§ **RECORDS PROVIDED**:
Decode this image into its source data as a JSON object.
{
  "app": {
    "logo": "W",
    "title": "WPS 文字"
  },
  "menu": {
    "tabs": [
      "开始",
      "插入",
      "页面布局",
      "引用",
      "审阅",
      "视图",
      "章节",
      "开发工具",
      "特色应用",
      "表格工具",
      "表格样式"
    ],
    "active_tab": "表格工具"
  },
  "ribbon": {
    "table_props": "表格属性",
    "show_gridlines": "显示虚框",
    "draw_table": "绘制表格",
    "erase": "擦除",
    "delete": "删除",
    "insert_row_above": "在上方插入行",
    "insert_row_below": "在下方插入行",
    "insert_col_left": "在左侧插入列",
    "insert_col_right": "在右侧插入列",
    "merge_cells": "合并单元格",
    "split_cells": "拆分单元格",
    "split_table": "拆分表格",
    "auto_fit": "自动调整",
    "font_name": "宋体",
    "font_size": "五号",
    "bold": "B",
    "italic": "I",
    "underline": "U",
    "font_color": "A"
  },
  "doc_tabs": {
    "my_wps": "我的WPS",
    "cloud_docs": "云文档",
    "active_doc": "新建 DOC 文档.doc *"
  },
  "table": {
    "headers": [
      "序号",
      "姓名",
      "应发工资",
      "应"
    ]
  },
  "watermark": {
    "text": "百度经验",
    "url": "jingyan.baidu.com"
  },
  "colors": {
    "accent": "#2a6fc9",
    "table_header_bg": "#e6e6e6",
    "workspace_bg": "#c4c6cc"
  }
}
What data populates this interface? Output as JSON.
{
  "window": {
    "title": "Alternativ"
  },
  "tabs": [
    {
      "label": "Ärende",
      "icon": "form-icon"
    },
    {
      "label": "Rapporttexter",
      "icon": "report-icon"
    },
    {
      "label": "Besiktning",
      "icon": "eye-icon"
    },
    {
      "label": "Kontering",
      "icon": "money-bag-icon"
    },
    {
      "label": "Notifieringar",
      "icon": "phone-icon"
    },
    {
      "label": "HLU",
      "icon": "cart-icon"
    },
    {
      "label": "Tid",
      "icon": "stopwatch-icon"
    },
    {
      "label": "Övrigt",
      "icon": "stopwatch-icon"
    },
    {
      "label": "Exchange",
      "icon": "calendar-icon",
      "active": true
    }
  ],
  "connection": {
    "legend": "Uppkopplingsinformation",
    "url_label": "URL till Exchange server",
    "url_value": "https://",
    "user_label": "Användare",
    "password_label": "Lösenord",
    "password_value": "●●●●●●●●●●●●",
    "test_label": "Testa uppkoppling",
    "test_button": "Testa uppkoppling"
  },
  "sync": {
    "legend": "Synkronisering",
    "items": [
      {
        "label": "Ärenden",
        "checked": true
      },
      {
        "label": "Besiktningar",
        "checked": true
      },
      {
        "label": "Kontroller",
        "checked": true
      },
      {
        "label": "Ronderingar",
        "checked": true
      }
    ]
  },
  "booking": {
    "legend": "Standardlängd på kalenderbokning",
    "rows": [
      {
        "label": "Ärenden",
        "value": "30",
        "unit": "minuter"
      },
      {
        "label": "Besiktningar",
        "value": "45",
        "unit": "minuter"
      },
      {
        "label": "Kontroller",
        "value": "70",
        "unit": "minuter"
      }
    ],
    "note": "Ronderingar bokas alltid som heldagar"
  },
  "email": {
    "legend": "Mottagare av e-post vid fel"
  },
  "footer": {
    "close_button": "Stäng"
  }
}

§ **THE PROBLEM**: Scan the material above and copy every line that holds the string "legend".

§ **COMPLETED EXERCISE**:
    "legend": "Uppkopplingsinformation",
    "legend": "Synkronisering",
    "legend": "Standardlängd på kalenderbokning",
    "legend": "Mottagare av e-post vid fel"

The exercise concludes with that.